It is really rather unfortunate. It makes this whole process of finding a long-term partner MUCH more complicated than you grow up expecting it to be.

All that to say, I don’t believe in soul-mates any longer, at least not in a pre-destined sense. I believe we choose a person – probably rather arbitrarily – and then MAKE them our soul-mate over time as we continue to choose them again and again, continue to change them and be changed by them, continue to learn who they are and understand more and more how they see the world.

But choosing is much easier said than done.

Living in the world today, we are faced with SO much more choice when it comes to almost everything – food and material goods of all kinds, education, occupation, geographical location, even physical appearance, and now dating – than our grandparents and great-grandparents ever could have imagined.

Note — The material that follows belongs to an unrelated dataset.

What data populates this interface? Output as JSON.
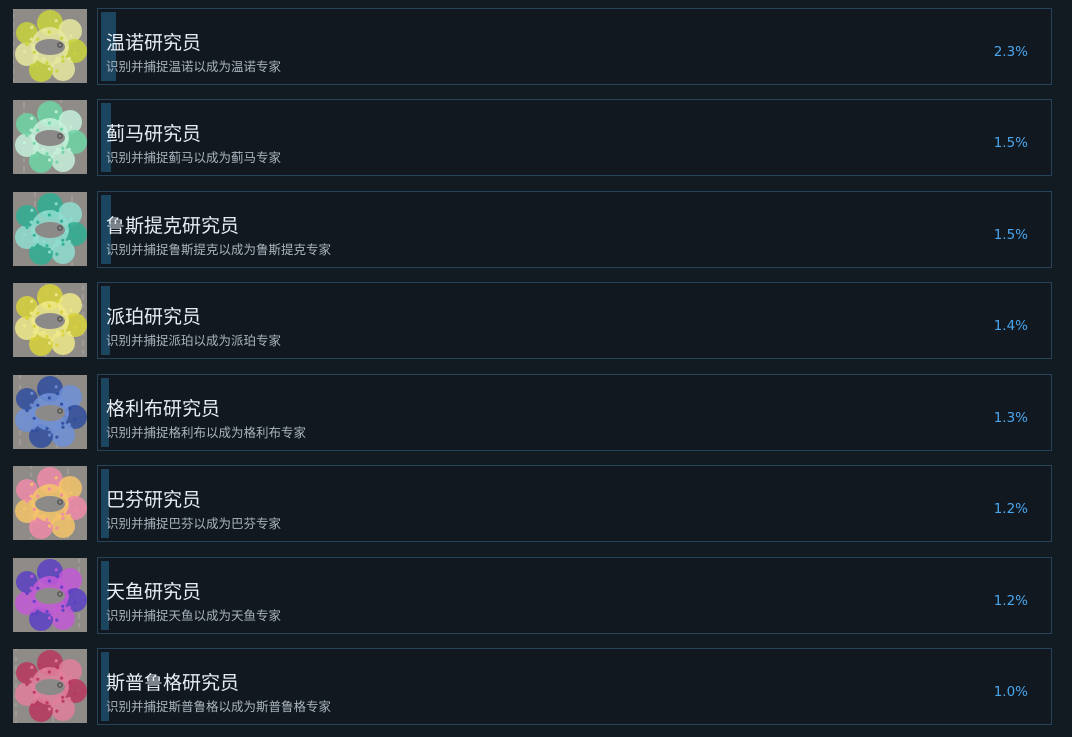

We are forced daily to make hundreds of decisions, large and small, that they never had to consider once.

And psychologists, sociologists, economists and observant people in general are beginning to realize that all of this choice is not a good thing. It is paralyzing and breeds discontent.

And I’m beginning to understand this as it pertains to romantic relationships. When the whole world is your “sea” the perfect “fish” could still be out there. And that makes us – makes me – hesitant to commit.

But here’s the thing: I could spend the next five years, probably, meeting potential partners from Seattle alone, and really do very little to increase my chances of marital happiness…

…because another quite poignant observation people have been making is that we don’t actually know what we want. We don’t know what is really going to make us happy.

So basically love, like life, is a crapshoot, and you just have to do your best to eliminate possibilities that you are pretty sure will make you UNhappy, point your feet towards ones that you suspect might bring you some sort of intrinsic joy, and then MAKE THE MOST OF IT!

In other words, find someone you respect and admire, whose company and conversation you enjoy, whom you find physically attractive, whose values and life goals are compatible with your own; do your best to understand and acknowledge their weaknesses and be honest with them about yours; prepare yourself for the inevitable loss of “sparkle” with the passage of time and increased familiarity, and take steps to keep adding that sparkle back in; and then, finally, take their hand and say,

“We are both two crazy human beings who just happened to run into each other in this big, broiling mess of 7 billion, who don’t really know what we want or how those wants will change in the future, who don’t really know, completely, how to be happy. But we’ve decided we like each other enough to commit to navigating this giant experiment of life together, and we’re going to do our best to navigate it in a way that will allow us to keep liking each other and keep choosing each other, flaws and all, over all the other imperfect people out there who may or may not temporarily make us happy.”

Perhaps some will see this logical, realistic approach to relationships as cold and unromantic. Some might even make a rather cynical (but very good) joke of it.

But I view love and marriage now with as deep and wide a sense of beauty and magic as I ever did – not in spite of its randomness, but because of it.

You could have met any one of 7 billion people, but you met him. Your life circumstances and experiences could have caused you to take one path, but you took the one that led you here. Those same experiences could have predispositioned you to value and choose another, but you chose her.

That kind of love – one that basks with wonder in the miraculous occurrence of near-zero-probability events – and looks with gratefulness on the joys those events brought to life, in spite of the inevitable accompanying pain and grief…

…that kind of love is so much more alive, so much more real, so much MORE than any happily-ever-after Disney story I have ever heard.

And unlike a Disney love which requires a princess to sit around waiting for the stars to align or The Prince to get his castle and trusty stead in order, this kind of love can be actively sought, grown, and chosen by any two people willing to seek it.

For me, that is freeing. And empowering.